Ever since the mid-eighteenth century, when a string of grisly murders took place in southern France, the perpetrator, quickly named "the beast [End Page 459] of the Gévaudan," has straddled the worlds of myth and history. In his exhaustively researched, sometimes exhaustingly detailed, but always remarkable micro-history, Smith deftly situates the beast within the context of its time, revealing how a wolf (or wolves) metamorphosed into a monster that darkened the imagination of enlightened Frenchmen and women.
Smith's quarry is less the beast itself than the "mental environment of the times" that shaped the understanding of the actors pulled into this drama (3); his ammunition is not a single cache of documents that, until now, were hidden or ignored but well-known sources that have been "underexploited" (4). Few scholars of the era are better armed: Not only has Smith ransacked the departmental and national archives, but he has also read a staggering number of secondary sources that cast light on his quarry.

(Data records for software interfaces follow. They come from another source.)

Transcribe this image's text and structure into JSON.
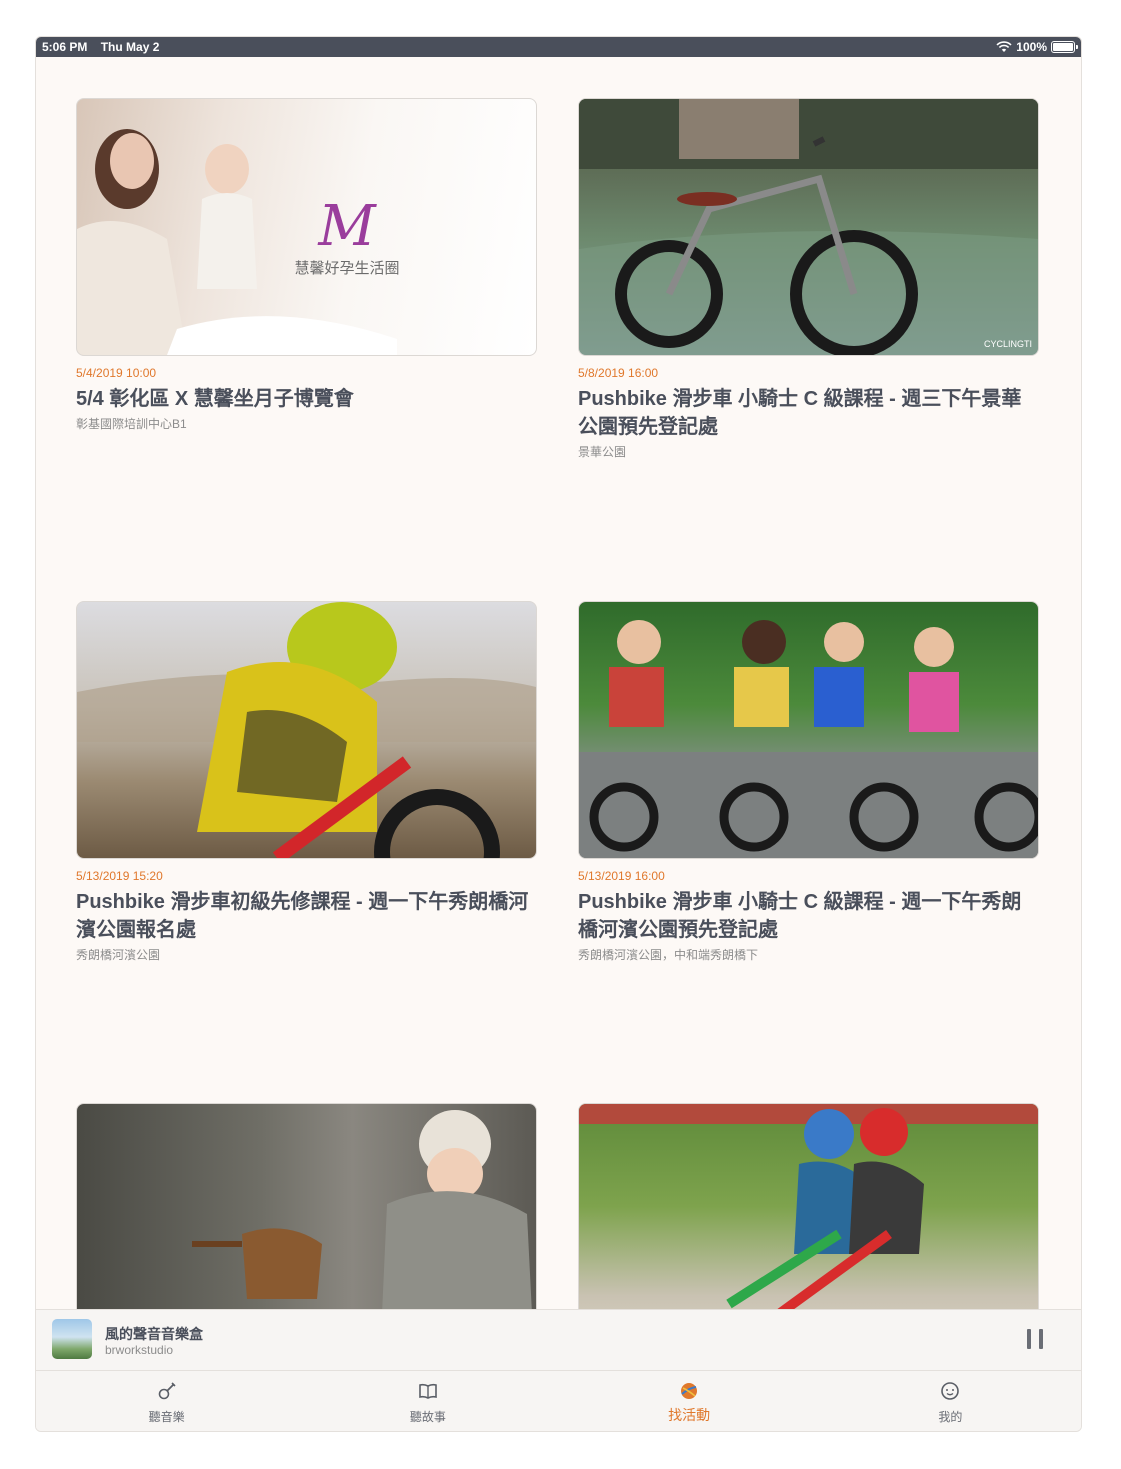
{
  "status_bar": {
    "time": "5:06 PM",
    "date": "Thu May 2",
    "battery": "100%"
  },
  "events": [
    {
      "date": "5/4/2019 10:00",
      "title": "5/4 彰化區 X 慧馨坐月子博覽會",
      "place": "彰基國際培訓中心B1",
      "logo_text": "慧馨好孕生活圈"
    },
    {
      "date": "5/8/2019 16:00",
      "title": "Pushbike 滑步車 小騎士 C 級課程 - 週三下午景華公園預先登記處",
      "place": "景華公園",
      "watermark": "CYCLINGTI"
    },
    {
      "date": "5/13/2019 15:20",
      "title": "Pushbike 滑步車初級先修課程 - 週一下午秀朗橋河濱公園報名處",
      "place": "秀朗橋河濱公園"
    },
    {
      "date": "5/13/2019 16:00",
      "title": "Pushbike 滑步車 小騎士 C 級課程 - 週一下午秀朗橋河濱公園預先登記處",
      "place": "秀朗橋河濱公園，中和端秀朗橋下"
    }
  ],
  "now_playing": {
    "title": "風的聲音音樂盒",
    "artist": "brworkstudio"
  },
  "tabs": [
    {
      "label": "聽音樂",
      "icon": "guitar-icon"
    },
    {
      "label": "聽故事",
      "icon": "book-icon"
    },
    {
      "label": "找活動",
      "icon": "ball-icon",
      "active": true
    },
    {
      "label": "我的",
      "icon": "smiley-icon"
    }
  ],
  "colors": {
    "accent": "#e0782c",
    "title": "#4a4f5b",
    "background": "#fdf9f6",
    "status_bar": "#4a4f5b"
  }
}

Like Arthur Conan Doyle's dog that did not bark, Smith begins his account with a series of curious incidents—a string of victims, mostly shepherds and farmers, who were killed by wolves between from 1764 to 1765 in the isolated region of the Auvergne. Why would these events be noteworthy? After all, wolves were notorious predators, responsible for hundreds of deaths in rural France.
Yet, news of these deaths soon galvanized the imagination of France; within short order, the predator metamorphosed into a monster. According to Smith, the sources for this transformation were not just rooted in peasant lore; they also rippled out from political, intellectual, and social preoccupations in Paris. Thus, the scientific debate among savants on the nature of the unnatural, be it hybrids or monsters, provided a lens to view events in the Auvergne. This lens was polished by the work of George-Louis Buffon, whose popular Natural History (Paris, 1749-1796) dwelt on nature's penchant for creating the prodigious. As Buffon affirmed, "It is necessary to see nothing as impossible" (33). In addition, the theological battles between Jansenists and Jesuits—and, more deeply, the enduring schism between Protestants and Catholics—spilled into the local bishop's effort to ally the alien nature of the "beast" with the foreign character of the Jesuit order.

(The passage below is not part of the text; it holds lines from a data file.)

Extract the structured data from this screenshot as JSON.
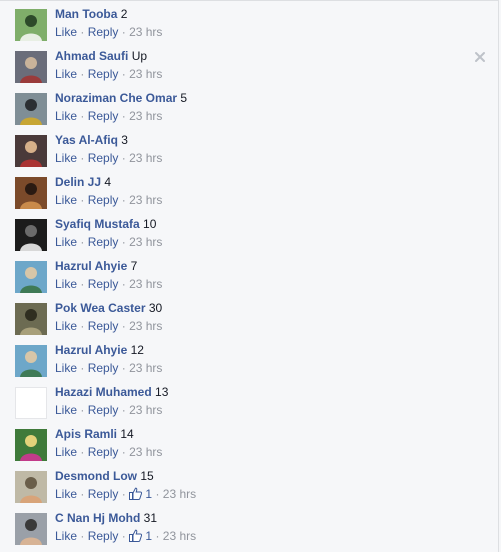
{
  "comments": [
    {
      "author": "Man Tooba",
      "text": "2",
      "like_label": "Like",
      "reply_label": "Reply",
      "separator": "·",
      "time": "23 hrs",
      "likes": null,
      "avatar_colors": [
        "#7fae6a",
        "#e8efe4",
        "#2d4a2a"
      ]
    },
    {
      "author": "Ahmad Saufi",
      "text": "Up",
      "like_label": "Like",
      "reply_label": "Reply",
      "separator": "·",
      "time": "23 hrs",
      "likes": null,
      "avatar_colors": [
        "#6a6d7a",
        "#9a3b3b",
        "#c9b39a"
      ]
    },
    {
      "author": "Noraziman Che Omar",
      "text": "5",
      "like_label": "Like",
      "reply_label": "Reply",
      "separator": "·",
      "time": "23 hrs",
      "likes": null,
      "avatar_colors": [
        "#7f8e96",
        "#c7a634",
        "#2b2f33"
      ]
    },
    {
      "author": "Yas Al-Afiq",
      "text": "3",
      "like_label": "Like",
      "reply_label": "Reply",
      "separator": "·",
      "time": "23 hrs",
      "likes": null,
      "avatar_colors": [
        "#4a3a3a",
        "#a33",
        "#d6b08a"
      ]
    },
    {
      "author": "Delin JJ",
      "text": "4",
      "like_label": "Like",
      "reply_label": "Reply",
      "separator": "·",
      "time": "23 hrs",
      "likes": null,
      "avatar_colors": [
        "#7b4a2a",
        "#c98a4a",
        "#2a1a12"
      ]
    },
    {
      "author": "Syafiq Mustafa",
      "text": "10",
      "like_label": "Like",
      "reply_label": "Reply",
      "separator": "·",
      "time": "23 hrs",
      "likes": null,
      "avatar_colors": [
        "#1c1c1c",
        "#d8d8d8",
        "#6b6b6b"
      ]
    },
    {
      "author": "Hazrul Ahyie",
      "text": "7",
      "like_label": "Like",
      "reply_label": "Reply",
      "separator": "·",
      "time": "23 hrs",
      "likes": null,
      "avatar_colors": [
        "#6da7c9",
        "#3f7a56",
        "#d7c6a8"
      ]
    },
    {
      "author": "Pok Wea Caster",
      "text": "30",
      "like_label": "Like",
      "reply_label": "Reply",
      "separator": "·",
      "time": "23 hrs",
      "likes": null,
      "avatar_colors": [
        "#6c6b52",
        "#a79f7a",
        "#2f2e20"
      ]
    },
    {
      "author": "Hazrul Ahyie",
      "text": "12",
      "like_label": "Like",
      "reply_label": "Reply",
      "separator": "·",
      "time": "23 hrs",
      "likes": null,
      "avatar_colors": [
        "#6da7c9",
        "#3f7a56",
        "#d7c6a8"
      ]
    },
    {
      "author": "Hazazi Muhamed",
      "text": "13",
      "like_label": "Like",
      "reply_label": "Reply",
      "separator": "·",
      "time": "23 hrs",
      "likes": null,
      "avatar_colors": [
        "#ffffff",
        "#ffffff",
        "#ffffff"
      ]
    },
    {
      "author": "Apis Ramli",
      "text": "14",
      "like_label": "Like",
      "reply_label": "Reply",
      "separator": "·",
      "time": "23 hrs",
      "likes": null,
      "avatar_colors": [
        "#3f7a3a",
        "#c23b8a",
        "#e3d27a"
      ]
    },
    {
      "author": "Desmond Low",
      "text": "15",
      "like_label": "Like",
      "reply_label": "Reply",
      "separator": "·",
      "time": "23 hrs",
      "likes": "1",
      "avatar_colors": [
        "#bfb9a6",
        "#d8a47a",
        "#6a5e4a"
      ]
    },
    {
      "author": "C Nan Hj Mohd",
      "text": "31",
      "like_label": "Like",
      "reply_label": "Reply",
      "separator": "·",
      "time": "23 hrs",
      "likes": "1",
      "avatar_colors": [
        "#9aa0a8",
        "#d7b395",
        "#3a3a3a"
      ]
    }
  ],
  "colors": {
    "link": "#3b5998",
    "meta": "#90949c",
    "background": "#f6f7f9"
  },
  "icons": {
    "close": "close-icon",
    "like": "thumbs-up-icon"
  }
}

These events from la France profonde were welcomed, as well as magnified, by the press. Recently founded newspapers, like the Courrier d'Avignon, depended on sensationalism, especially after peace had broken out in the wake of the Seven Years'War: "For a journalist confronting a barren postwar landscape . . . the ongoing mystery in the Gévaudan must have appeared as a godsend" (71).

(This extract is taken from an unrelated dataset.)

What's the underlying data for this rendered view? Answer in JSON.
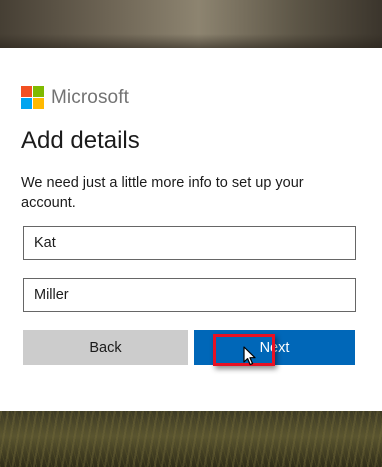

It was certainly a godsend for Louis XV. His throne, weakened by France's humiliation at the hands of the British and the Austrians, not to mention the loss of its overseas possessions, needed to regain honor and respect. By ridding the Gévaudan of this terrifying monster, the monarchy could prove that it was capable of guaranteeing the lives and well-being [End Page 460] of its subjects. For the nation and the army, the "beast's conquest was supposed to bring a measure of redemption" (105).
By the time Smith reaches the tale's dénouement, all of the people involved—the king, advisers, commentators, and hunters—had found that the political, personal, and popular investment in the beast's existence was too immense to allow the inconvenient fact that it was only a slightly bigger than average wolf that intruded. As Smith concludes, everyone had a compelling reason for the end to be equal to the great expectations raised by the narrative.
Smith so deeply immersed himself in the literature surrounding this event that even the slightest of oversights registers. Thus, he notes that Horace Walpole, who provided a sharp-tongued commentary on the affair, thought it belonged to a "gothic romance" (250), apparently unaware that Walpole fathered this genre with his novel The Castle of Otranto (London, 1765). Smith's...